It seems inconceivable. After three decades without losing a police officer in the line of duty, St. Petersburg has seen three officers shot and killed within a month. Another routine encounter has dissolved into gunfire, and once again a police department and a community are grieving.
Officer David Crawford, 46, spent more than half his life working for the St. Petersburg Police Department and could have retired this year. He preferred the midnight shift, calmed people in tense situations and offered compassion for victims of domestic violence. He loved horses and was among the first to suggest to Chief Chuck Harmon that the city create a mounted patrol unit.
Crawford was investigating a report of a prowler about 10:30 p.m. Monday when he encountered a young man near Eighth Street and Third Avenue S. Police say there was an exchange of gunfire, and Crawford was killed. A large-scale hunt for his killer led to the closings of three nearby schools, a door-to-door search south of Tropicana Field and a significant reward offered for information. Harmon and Mayor Bill Foster remained calm and composed at a news conference Tuesday afternoon where they praised the outpouring of community support and honored Crawford for his service to the city. Their leadership will continue to be important in setting a measured tone for a city still coming to grips with the last police shooting.
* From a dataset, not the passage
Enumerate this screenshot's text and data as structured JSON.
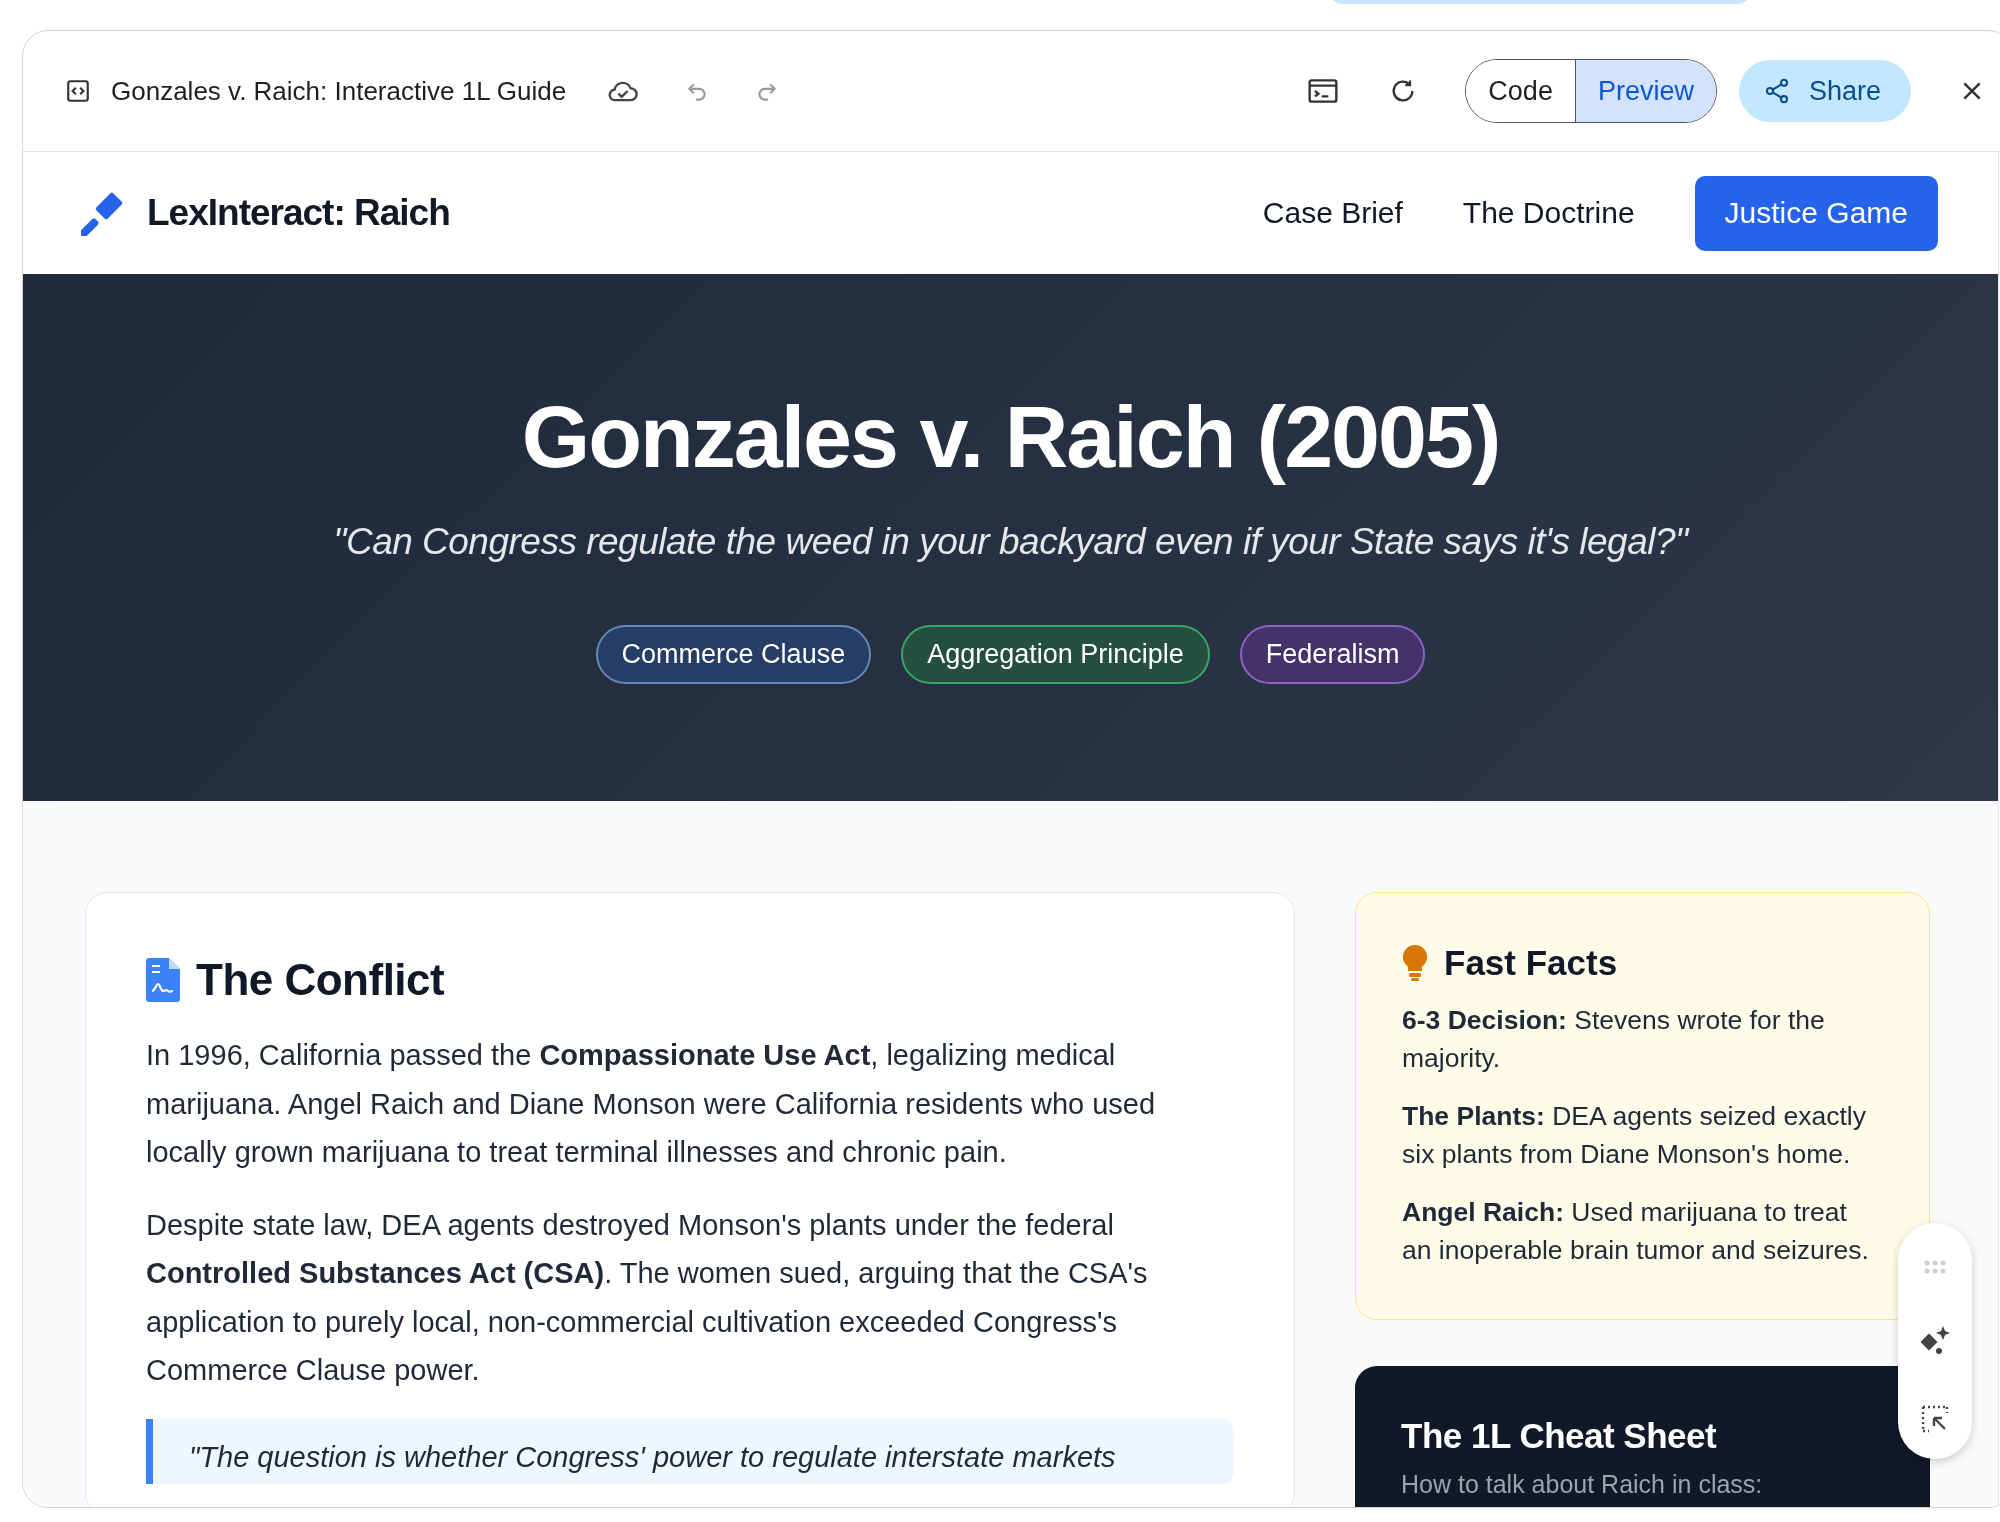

Police Sgt. Tom Baitinger and Officer Jeffrey Yaslowitz were killed on Jan. 24 when a task force tried to serve an arrest warrant for felon Hydra Lacy Jr., who was hiding in an attic. Lacy also was killed in the shootout, and the investigations into that incident have not been released. Memorials to Baitinger and Yaslowitz in police headquarters are now joined by a memorial to Crawford.
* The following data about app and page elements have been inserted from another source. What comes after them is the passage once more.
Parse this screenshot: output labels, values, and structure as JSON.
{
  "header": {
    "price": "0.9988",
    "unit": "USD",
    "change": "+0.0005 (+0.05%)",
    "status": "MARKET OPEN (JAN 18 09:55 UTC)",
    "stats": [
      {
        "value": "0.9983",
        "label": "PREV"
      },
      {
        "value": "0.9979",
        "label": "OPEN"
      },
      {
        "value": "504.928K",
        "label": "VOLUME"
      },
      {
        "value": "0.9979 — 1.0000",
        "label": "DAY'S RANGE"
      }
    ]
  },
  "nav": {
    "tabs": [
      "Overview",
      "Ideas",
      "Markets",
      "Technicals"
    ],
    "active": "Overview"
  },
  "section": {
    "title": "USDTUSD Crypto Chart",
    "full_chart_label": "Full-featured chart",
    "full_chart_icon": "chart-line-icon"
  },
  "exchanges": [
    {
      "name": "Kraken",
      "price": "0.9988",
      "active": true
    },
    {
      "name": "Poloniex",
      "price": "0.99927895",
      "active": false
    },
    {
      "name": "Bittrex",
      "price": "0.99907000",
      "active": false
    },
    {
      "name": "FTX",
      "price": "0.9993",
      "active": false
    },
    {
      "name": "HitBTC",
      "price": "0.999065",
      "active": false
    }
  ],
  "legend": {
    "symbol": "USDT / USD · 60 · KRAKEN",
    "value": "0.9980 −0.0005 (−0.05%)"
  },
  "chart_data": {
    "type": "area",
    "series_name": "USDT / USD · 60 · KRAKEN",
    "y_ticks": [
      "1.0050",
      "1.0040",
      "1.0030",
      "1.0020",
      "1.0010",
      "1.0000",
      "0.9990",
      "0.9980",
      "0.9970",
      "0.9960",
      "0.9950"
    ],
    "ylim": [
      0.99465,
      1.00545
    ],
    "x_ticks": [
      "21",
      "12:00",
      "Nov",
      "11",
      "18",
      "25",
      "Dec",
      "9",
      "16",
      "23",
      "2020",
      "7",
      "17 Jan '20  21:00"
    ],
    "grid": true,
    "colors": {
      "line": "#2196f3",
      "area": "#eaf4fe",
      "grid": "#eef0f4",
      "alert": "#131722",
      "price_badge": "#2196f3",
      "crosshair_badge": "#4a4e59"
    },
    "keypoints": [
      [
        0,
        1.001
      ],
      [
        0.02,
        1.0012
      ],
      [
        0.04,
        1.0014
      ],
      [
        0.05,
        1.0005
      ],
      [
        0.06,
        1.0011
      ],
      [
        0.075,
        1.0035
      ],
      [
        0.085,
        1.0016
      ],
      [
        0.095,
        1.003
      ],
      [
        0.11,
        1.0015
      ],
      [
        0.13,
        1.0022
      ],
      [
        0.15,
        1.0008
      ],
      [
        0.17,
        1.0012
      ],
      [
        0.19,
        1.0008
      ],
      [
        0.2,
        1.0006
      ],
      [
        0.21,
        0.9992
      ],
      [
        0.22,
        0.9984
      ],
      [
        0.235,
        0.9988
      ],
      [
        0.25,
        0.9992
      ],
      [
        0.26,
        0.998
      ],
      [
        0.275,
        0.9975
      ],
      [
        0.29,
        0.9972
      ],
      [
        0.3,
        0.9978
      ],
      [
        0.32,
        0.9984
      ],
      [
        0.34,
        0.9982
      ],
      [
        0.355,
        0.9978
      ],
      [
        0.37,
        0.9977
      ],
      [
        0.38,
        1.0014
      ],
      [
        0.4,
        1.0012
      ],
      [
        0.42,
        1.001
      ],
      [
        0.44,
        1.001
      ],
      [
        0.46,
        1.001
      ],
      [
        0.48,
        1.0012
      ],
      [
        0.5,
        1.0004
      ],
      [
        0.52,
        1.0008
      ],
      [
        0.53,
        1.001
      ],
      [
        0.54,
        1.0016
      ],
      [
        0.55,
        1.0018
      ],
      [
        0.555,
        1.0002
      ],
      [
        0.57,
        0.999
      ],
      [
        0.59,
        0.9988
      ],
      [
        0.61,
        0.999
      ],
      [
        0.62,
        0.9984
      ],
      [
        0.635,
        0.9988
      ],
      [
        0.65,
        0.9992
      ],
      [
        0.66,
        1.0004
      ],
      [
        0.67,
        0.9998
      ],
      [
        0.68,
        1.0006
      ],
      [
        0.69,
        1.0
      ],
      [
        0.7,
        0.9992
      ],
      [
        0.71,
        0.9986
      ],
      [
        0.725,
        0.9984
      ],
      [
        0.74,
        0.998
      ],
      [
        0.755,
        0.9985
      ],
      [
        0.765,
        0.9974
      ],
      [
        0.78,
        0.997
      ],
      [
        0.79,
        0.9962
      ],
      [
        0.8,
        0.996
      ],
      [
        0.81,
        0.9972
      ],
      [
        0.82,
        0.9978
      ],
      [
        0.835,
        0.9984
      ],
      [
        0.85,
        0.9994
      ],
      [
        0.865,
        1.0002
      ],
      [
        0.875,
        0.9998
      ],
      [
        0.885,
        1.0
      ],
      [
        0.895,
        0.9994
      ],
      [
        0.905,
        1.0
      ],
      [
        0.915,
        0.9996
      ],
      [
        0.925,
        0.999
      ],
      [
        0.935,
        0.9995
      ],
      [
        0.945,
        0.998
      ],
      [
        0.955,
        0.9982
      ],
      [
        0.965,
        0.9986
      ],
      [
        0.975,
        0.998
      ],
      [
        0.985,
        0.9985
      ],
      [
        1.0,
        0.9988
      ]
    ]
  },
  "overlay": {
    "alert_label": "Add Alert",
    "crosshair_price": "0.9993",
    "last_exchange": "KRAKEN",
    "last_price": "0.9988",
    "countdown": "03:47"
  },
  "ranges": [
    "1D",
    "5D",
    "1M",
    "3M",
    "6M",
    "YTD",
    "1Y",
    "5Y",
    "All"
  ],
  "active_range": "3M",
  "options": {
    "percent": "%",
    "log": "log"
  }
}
"How does the city get through this?" Foster asked, repeating a familiar question. "There's no single answer."
First, the police force and the community should take comfort in the outpouring of support from state leaders, the Tampa Bay region and law enforcement agencies from throughout the area. Second, St. Petersburg residents should remember the crime rate has declined and the city remains safer than it was in other eras. And third, we should remind ourselves that one man — not an entire neighborhood that suffers from more than its share of crime — is responsible for this indefensible act.
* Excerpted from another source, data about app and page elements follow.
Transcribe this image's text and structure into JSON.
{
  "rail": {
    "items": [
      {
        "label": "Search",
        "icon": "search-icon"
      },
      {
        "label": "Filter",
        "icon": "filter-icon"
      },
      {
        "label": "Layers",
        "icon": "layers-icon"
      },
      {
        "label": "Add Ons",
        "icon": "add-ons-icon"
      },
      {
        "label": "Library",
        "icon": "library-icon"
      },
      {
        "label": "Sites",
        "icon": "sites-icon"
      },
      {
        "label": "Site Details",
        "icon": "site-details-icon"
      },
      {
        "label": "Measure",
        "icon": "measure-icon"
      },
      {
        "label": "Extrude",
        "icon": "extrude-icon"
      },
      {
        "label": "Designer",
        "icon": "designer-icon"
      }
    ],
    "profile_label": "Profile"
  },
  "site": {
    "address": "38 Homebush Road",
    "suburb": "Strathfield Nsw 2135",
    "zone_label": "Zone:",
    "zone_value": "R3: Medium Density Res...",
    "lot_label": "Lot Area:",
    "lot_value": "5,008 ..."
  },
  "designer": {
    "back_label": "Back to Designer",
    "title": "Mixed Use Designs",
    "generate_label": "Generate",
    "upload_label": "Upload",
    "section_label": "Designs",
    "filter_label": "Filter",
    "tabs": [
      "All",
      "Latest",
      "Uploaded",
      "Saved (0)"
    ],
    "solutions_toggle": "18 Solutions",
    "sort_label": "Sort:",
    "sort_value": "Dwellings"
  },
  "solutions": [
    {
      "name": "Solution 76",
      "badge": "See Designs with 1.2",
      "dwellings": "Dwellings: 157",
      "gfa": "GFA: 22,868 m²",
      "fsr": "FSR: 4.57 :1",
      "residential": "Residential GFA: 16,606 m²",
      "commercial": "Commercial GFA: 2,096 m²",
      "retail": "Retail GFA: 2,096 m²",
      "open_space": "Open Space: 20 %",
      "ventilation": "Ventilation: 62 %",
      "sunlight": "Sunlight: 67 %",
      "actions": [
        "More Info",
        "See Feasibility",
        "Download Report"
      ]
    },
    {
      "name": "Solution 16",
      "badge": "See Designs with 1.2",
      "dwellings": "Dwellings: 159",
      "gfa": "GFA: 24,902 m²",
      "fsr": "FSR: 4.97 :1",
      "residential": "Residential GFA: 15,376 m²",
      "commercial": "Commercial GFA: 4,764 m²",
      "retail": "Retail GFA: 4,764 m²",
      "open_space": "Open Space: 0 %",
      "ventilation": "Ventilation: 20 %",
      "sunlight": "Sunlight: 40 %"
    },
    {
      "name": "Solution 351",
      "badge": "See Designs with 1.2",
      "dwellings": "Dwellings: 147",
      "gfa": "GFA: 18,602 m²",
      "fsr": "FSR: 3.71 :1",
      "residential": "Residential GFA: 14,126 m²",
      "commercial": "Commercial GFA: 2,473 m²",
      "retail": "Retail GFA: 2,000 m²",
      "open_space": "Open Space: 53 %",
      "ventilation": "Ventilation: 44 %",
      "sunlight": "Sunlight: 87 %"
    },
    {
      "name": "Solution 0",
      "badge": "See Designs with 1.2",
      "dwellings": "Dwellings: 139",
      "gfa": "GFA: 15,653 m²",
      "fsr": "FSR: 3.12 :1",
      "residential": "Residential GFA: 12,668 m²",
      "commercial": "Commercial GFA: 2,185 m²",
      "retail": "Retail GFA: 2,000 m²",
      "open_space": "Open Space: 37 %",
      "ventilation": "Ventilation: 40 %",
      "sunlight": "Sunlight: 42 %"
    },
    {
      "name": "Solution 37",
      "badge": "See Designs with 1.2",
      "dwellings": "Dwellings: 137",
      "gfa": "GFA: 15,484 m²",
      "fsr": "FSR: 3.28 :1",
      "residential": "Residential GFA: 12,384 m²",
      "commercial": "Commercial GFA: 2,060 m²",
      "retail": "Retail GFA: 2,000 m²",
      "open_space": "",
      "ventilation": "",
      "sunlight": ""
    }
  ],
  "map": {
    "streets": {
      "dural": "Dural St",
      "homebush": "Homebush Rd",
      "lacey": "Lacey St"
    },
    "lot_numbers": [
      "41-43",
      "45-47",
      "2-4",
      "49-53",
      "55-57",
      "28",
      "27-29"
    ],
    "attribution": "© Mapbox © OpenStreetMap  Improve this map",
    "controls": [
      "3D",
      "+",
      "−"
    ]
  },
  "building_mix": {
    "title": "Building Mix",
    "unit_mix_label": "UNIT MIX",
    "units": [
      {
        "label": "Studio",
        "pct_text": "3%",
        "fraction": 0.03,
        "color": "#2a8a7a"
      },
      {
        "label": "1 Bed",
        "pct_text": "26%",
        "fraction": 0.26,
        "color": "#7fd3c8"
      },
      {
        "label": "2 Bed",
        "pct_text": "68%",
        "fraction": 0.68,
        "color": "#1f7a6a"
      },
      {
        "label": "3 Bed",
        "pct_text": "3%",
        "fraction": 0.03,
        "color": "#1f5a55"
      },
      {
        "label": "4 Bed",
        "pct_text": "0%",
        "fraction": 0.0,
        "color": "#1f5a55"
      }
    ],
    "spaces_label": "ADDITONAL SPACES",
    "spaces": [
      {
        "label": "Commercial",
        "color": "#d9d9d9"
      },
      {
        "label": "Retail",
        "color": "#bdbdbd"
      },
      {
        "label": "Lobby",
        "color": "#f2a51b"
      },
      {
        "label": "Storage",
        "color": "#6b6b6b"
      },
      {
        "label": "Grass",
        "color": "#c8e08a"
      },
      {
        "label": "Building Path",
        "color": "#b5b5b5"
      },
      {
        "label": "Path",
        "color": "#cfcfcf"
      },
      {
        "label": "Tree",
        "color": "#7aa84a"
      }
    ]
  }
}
Crawford was not wearing a bulletproof vest; St. Petersburg policy requires officers to carry them but leaves it to their discretion about when to wear one. There will be time to review that policy, just as police procedures will be re-examined when the investigations are completed from last month's police shootings. As we continue to mourn the loss of Tom Baitinger and Jeffrey Yaslowitz, let us honor the sacrifice of David Crawford.